I had no choice. My parents couldn’t pay for my studies, and the Minister for agriculture gave study grants to those who wished to become agronomists. My father had eight children; three others have also become agronomists. For us it was the easiest solution. I don’t regret it, I have learned that peasants are not stupid, as many people think in this country; they have valuable ancestral knowledge. I have understood that the major problem for peasants is not a technical one, but one of mentality. Haïtan peasants believe that when crops are bad, it is because they have sinned, or because their neighbour has put a spell on them.
How did your commitment to improving the lives of peasant farmers begin?
I asked the Belgian priest to bring me books on group leadership. I learned a new approach: the teaching skills of the opressed. I began to lead discussion groups, and in 1973, I created the peasant movement Papaye together with a collective organization. We had a community plot where we taught people, who in this way learned new methods. The movement grew quickly to a regional, then national level. I also studied in order to better direct the movement; I studied cooperatives in Belgium, management in Italy, problems of development in the US, group dynamics in France, and economy in Costa Rica.

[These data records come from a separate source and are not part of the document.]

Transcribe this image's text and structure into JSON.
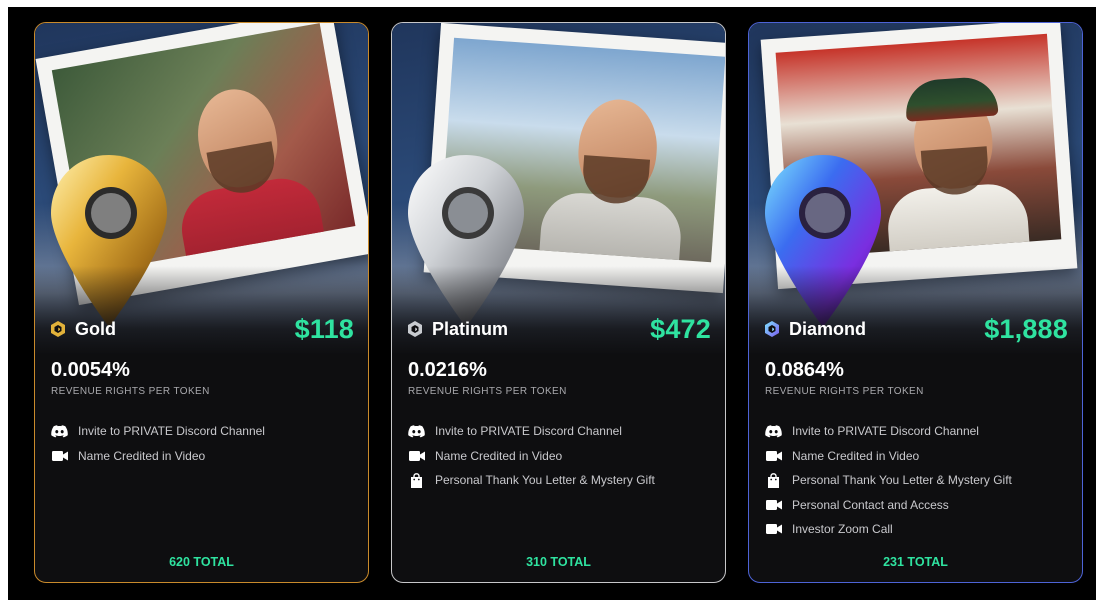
{
  "cards": [
    {
      "tier": "Gold",
      "price": "$118",
      "revenue_share": "0.0054%",
      "revenue_label": "REVENUE RIGHTS PER TOKEN",
      "perks": [
        {
          "icon": "discord-icon",
          "text": "Invite to PRIVATE Discord Channel"
        },
        {
          "icon": "video-camera-icon",
          "text": "Name Credited in Video"
        }
      ],
      "total": "620 TOTAL",
      "accent": "#c98a2b"
    },
    {
      "tier": "Platinum",
      "price": "$472",
      "revenue_share": "0.0216%",
      "revenue_label": "REVENUE RIGHTS PER TOKEN",
      "perks": [
        {
          "icon": "discord-icon",
          "text": "Invite to PRIVATE Discord Channel"
        },
        {
          "icon": "video-camera-icon",
          "text": "Name Credited in Video"
        },
        {
          "icon": "shopping-bag-icon",
          "text": "Personal Thank You Letter & Mystery Gift"
        }
      ],
      "total": "310 TOTAL",
      "accent": "#c7c7c9"
    },
    {
      "tier": "Diamond",
      "price": "$1,888",
      "revenue_share": "0.0864%",
      "revenue_label": "REVENUE RIGHTS PER TOKEN",
      "perks": [
        {
          "icon": "discord-icon",
          "text": "Invite to PRIVATE Discord Channel"
        },
        {
          "icon": "video-camera-icon",
          "text": "Name Credited in Video"
        },
        {
          "icon": "shopping-bag-icon",
          "text": "Personal Thank You Letter & Mystery Gift"
        },
        {
          "icon": "video-camera-icon",
          "text": "Personal Contact and Access"
        },
        {
          "icon": "video-camera-icon",
          "text": "Investor Zoom Call"
        }
      ],
      "total": "231 TOTAL",
      "accent": "#4d63d6"
    }
  ],
  "colors": {
    "price": "#2fe3a0",
    "background": "#000000",
    "card": "#0e0e10"
  }
}
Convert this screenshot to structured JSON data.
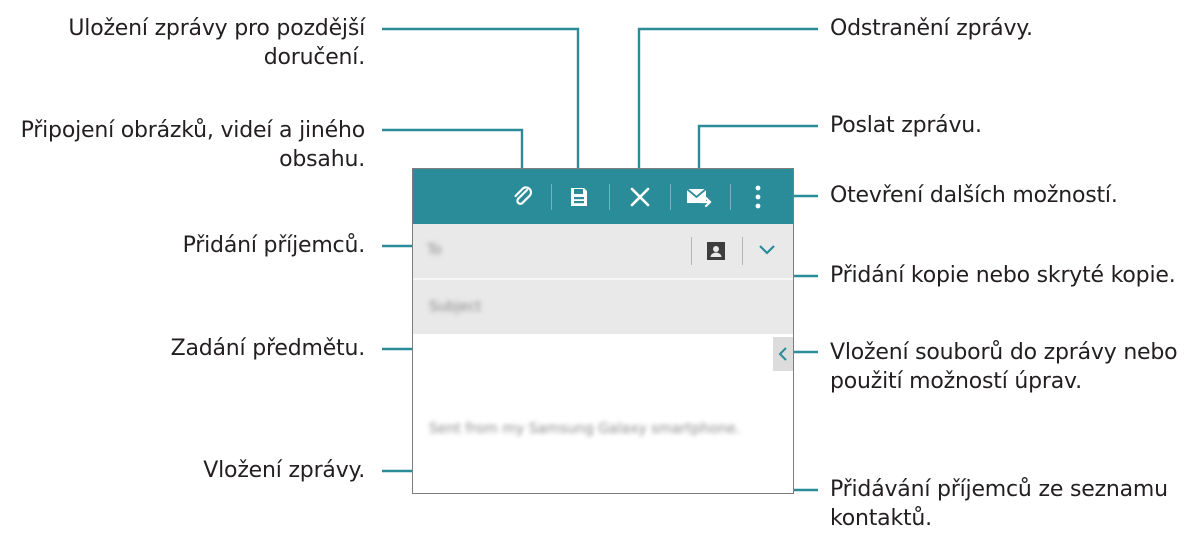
{
  "callouts": {
    "save_later": "Uložení zprávy pro pozdější\ndoručení.",
    "attach": "Připojení obrázků, videí a jiného\nobsahu.",
    "add_recipients": "Přidání příjemců.",
    "enter_subject": "Zadání předmětu.",
    "enter_message": "Vložení zprávy.",
    "delete_message": "Odstranění zprávy.",
    "send_message": "Poslat zprávu.",
    "more_options": "Otevření dalších možností.",
    "add_cc_bcc": "Přidání kopie nebo skryté kopie.",
    "insert_files": "Vložení souborů do zprávy nebo\npoužití možností úprav.",
    "add_from_contacts": "Přidávání příjemců ze seznamu\nkontaktů."
  },
  "compose": {
    "to_placeholder": "To",
    "subject_placeholder": "Subject",
    "signature": "Sent from my Samsung Galaxy smartphone."
  },
  "toolbar": {
    "icons": [
      "attach-icon",
      "save-icon",
      "close-icon",
      "send-icon",
      "more-icon"
    ]
  },
  "colors": {
    "toolbar": "#2b8c99",
    "callout_line": "#2b8c99",
    "field_bg": "#e9e9e9"
  }
}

You are extremely involved in your work, what about your family life?
I have four children, with whom I made an agreement: what I had spent on their studies had to be repaid, to the peasants, when they began working. All the money I earned went to the movement, so I found this reasonable. My daughter is a doctor, and has spent three years working with the movement, developing a community health programme. My three sons have also worked for the movement; one is an electrical engineer, one is in finance, and the third is a computer scientist. My wife prefers to remain in the background but she too is very involved. She has suffered because I am never at home and sometimes am gone for 2 or 3 months, when the movement is under threat for its political position.
Do you have any regrets, and what is your greatest source of fulfilment?
I regret the fact that despite our efforts, the situation in this country has not changed much; there is as yet no collective viewpoint. I wished for nationwide reforestation, we are instead heading towards desertification. We cut down 50 million trees a year, and plant no new ones. However, I am proud of the fact that peasants are no longer despised and that their way of life is considered dignified. I am happy to see that these days, women and young people participate in the movement. Before, women were beaten if they came to meetings; today, the Secretary General of the movement is a woman. Things have progressed.
Also read: Resonances Latin America N° 25 - June 2008